Reproduce every entry exactly as given.
<<<<
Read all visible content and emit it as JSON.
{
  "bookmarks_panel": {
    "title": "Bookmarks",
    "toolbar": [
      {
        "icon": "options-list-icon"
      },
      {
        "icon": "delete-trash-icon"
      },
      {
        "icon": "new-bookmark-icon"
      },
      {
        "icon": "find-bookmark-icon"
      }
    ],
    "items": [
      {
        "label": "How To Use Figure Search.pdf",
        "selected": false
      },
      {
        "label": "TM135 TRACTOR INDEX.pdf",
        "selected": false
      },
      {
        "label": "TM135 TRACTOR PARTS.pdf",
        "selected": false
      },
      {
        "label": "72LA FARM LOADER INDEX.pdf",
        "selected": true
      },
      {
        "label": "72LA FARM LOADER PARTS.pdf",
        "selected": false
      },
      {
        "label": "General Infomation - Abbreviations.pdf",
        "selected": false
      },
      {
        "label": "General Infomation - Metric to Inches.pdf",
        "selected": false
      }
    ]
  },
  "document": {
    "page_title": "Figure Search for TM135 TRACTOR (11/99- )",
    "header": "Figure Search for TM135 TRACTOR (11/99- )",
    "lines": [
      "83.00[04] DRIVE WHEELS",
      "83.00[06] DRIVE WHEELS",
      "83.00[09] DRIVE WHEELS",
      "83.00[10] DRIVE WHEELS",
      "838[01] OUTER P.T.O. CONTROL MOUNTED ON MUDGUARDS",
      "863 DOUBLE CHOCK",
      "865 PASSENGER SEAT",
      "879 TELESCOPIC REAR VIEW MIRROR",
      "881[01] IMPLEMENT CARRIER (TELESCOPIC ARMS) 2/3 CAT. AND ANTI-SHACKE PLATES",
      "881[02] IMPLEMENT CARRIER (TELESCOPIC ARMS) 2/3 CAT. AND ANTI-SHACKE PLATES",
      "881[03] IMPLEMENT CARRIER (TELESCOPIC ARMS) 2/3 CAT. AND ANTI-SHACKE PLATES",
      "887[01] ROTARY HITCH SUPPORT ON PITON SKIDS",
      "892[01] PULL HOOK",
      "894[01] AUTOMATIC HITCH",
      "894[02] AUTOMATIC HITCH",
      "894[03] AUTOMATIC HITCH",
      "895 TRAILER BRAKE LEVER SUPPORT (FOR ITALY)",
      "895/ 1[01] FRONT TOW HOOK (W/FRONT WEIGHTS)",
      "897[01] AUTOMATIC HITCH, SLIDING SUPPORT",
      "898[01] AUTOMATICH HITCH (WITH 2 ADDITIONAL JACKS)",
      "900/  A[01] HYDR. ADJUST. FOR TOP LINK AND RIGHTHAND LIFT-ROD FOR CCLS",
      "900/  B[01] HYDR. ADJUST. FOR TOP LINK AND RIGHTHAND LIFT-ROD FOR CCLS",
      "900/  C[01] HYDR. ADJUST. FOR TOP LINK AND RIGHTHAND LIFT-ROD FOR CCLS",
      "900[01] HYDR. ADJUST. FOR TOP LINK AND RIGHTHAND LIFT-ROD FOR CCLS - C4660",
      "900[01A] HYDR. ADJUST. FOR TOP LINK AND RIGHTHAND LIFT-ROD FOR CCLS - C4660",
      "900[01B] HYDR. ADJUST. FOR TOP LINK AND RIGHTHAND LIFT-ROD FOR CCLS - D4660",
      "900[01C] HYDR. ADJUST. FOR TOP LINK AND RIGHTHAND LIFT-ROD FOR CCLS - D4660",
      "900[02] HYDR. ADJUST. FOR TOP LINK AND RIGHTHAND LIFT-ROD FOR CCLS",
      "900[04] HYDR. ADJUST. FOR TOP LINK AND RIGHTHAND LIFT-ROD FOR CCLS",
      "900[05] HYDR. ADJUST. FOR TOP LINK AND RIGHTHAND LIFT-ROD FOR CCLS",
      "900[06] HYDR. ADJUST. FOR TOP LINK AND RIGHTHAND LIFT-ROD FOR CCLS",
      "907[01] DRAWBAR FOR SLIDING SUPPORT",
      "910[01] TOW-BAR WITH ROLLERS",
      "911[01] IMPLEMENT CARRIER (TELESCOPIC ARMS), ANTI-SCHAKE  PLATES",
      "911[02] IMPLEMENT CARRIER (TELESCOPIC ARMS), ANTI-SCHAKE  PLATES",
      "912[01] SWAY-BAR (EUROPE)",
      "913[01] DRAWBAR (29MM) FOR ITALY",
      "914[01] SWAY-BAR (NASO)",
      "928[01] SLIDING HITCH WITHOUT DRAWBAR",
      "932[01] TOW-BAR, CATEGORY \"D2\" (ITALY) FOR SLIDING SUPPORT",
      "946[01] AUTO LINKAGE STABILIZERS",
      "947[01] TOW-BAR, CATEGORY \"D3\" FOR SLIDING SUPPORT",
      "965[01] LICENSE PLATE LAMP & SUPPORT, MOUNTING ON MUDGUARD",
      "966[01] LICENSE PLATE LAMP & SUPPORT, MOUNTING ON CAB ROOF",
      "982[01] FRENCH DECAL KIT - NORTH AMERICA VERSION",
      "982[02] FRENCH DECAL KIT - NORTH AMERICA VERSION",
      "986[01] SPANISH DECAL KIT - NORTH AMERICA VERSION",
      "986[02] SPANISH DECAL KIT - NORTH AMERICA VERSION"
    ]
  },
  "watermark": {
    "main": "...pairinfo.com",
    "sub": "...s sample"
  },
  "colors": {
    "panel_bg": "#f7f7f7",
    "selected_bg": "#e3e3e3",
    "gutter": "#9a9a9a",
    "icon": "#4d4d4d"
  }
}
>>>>
- _RESPONSE BOX_
Read all visible content and emit it as JSON.
{
  "bookmarks_panel": {
    "title": "Bookmarks",
    "toolbar": [
      {
        "icon": "options-list-icon"
      },
      {
        "icon": "delete-trash-icon"
      },
      {
        "icon": "new-bookmark-icon"
      },
      {
        "icon": "find-bookmark-icon"
      }
    ],
    "items": [
      {
        "label": "How To Use Figure Search.pdf",
        "selected": false
      },
      {
        "label": "TM135 TRACTOR INDEX.pdf",
        "selected": false
      },
      {
        "label": "TM135 TRACTOR PARTS.pdf",
        "selected": false
      },
      {
        "label": "72LA FARM LOADER INDEX.pdf",
        "selected": true
      },
      {
        "label": "72LA FARM LOADER PARTS.pdf",
        "selected": false
      },
      {
        "label": "General Infomation - Abbreviations.pdf",
        "selected": false
      },
      {
        "label": "General Infomation - Metric to Inches.pdf",
        "selected": false
      }
    ]
  },
  "document": {
    "page_title": "Figure Search for TM135 TRACTOR (11/99- )",
    "header": "Figure Search for TM135 TRACTOR (11/99- )",
    "lines": [
      "83.00[04] DRIVE WHEELS",
      "83.00[06] DRIVE WHEELS",
      "83.00[09] DRIVE WHEELS",
      "83.00[10] DRIVE WHEELS",
      "838[01] OUTER P.T.O. CONTROL MOUNTED ON MUDGUARDS",
      "863 DOUBLE CHOCK",
      "865 PASSENGER SEAT",
      "879 TELESCOPIC REAR VIEW MIRROR",
      "881[01] IMPLEMENT CARRIER (TELESCOPIC ARMS) 2/3 CAT. AND ANTI-SHACKE PLATES",
      "881[02] IMPLEMENT CARRIER (TELESCOPIC ARMS) 2/3 CAT. AND ANTI-SHACKE PLATES",
      "881[03] IMPLEMENT CARRIER (TELESCOPIC ARMS) 2/3 CAT. AND ANTI-SHACKE PLATES",
      "887[01] ROTARY HITCH SUPPORT ON PITON SKIDS",
      "892[01] PULL HOOK",
      "894[01] AUTOMATIC HITCH",
      "894[02] AUTOMATIC HITCH",
      "894[03] AUTOMATIC HITCH",
      "895 TRAILER BRAKE LEVER SUPPORT (FOR ITALY)",
      "895/ 1[01] FRONT TOW HOOK (W/FRONT WEIGHTS)",
      "897[01] AUTOMATIC HITCH, SLIDING SUPPORT",
      "898[01] AUTOMATICH HITCH (WITH 2 ADDITIONAL JACKS)",
      "900/  A[01] HYDR. ADJUST. FOR TOP LINK AND RIGHTHAND LIFT-ROD FOR CCLS",
      "900/  B[01] HYDR. ADJUST. FOR TOP LINK AND RIGHTHAND LIFT-ROD FOR CCLS",
      "900/  C[01] HYDR. ADJUST. FOR TOP LINK AND RIGHTHAND LIFT-ROD FOR CCLS",
      "900[01] HYDR. ADJUST. FOR TOP LINK AND RIGHTHAND LIFT-ROD FOR CCLS - C4660",
      "900[01A] HYDR. ADJUST. FOR TOP LINK AND RIGHTHAND LIFT-ROD FOR CCLS - C4660",
      "900[01B] HYDR. ADJUST. FOR TOP LINK AND RIGHTHAND LIFT-ROD FOR CCLS - D4660",
      "900[01C] HYDR. ADJUST. FOR TOP LINK AND RIGHTHAND LIFT-ROD FOR CCLS - D4660",
      "900[02] HYDR. ADJUST. FOR TOP LINK AND RIGHTHAND LIFT-ROD FOR CCLS",
      "900[04] HYDR. ADJUST. FOR TOP LINK AND RIGHTHAND LIFT-ROD FOR CCLS",
      "900[05] HYDR. ADJUST. FOR TOP LINK AND RIGHTHAND LIFT-ROD FOR CCLS",
      "900[06] HYDR. ADJUST. FOR TOP LINK AND RIGHTHAND LIFT-ROD FOR CCLS",
      "907[01] DRAWBAR FOR SLIDING SUPPORT",
      "910[01] TOW-BAR WITH ROLLERS",
      "911[01] IMPLEMENT CARRIER (TELESCOPIC ARMS), ANTI-SCHAKE  PLATES",
      "911[02] IMPLEMENT CARRIER (TELESCOPIC ARMS), ANTI-SCHAKE  PLATES",
      "912[01] SWAY-BAR (EUROPE)",
      "913[01] DRAWBAR (29MM) FOR ITALY",
      "914[01] SWAY-BAR (NASO)",
      "928[01] SLIDING HITCH WITHOUT DRAWBAR",
      "932[01] TOW-BAR, CATEGORY \"D2\" (ITALY) FOR SLIDING SUPPORT",
      "946[01] AUTO LINKAGE STABILIZERS",
      "947[01] TOW-BAR, CATEGORY \"D3\" FOR SLIDING SUPPORT",
      "965[01] LICENSE PLATE LAMP & SUPPORT, MOUNTING ON MUDGUARD",
      "966[01] LICENSE PLATE LAMP & SUPPORT, MOUNTING ON CAB ROOF",
      "982[01] FRENCH DECAL KIT - NORTH AMERICA VERSION",
      "982[02] FRENCH DECAL KIT - NORTH AMERICA VERSION",
      "986[01] SPANISH DECAL KIT - NORTH AMERICA VERSION",
      "986[02] SPANISH DECAL KIT - NORTH AMERICA VERSION"
    ]
  },
  "watermark": {
    "main": "...pairinfo.com",
    "sub": "...s sample"
  },
  "colors": {
    "panel_bg": "#f7f7f7",
    "selected_bg": "#e3e3e3",
    "gutter": "#9a9a9a",
    "icon": "#4d4d4d"
  }
}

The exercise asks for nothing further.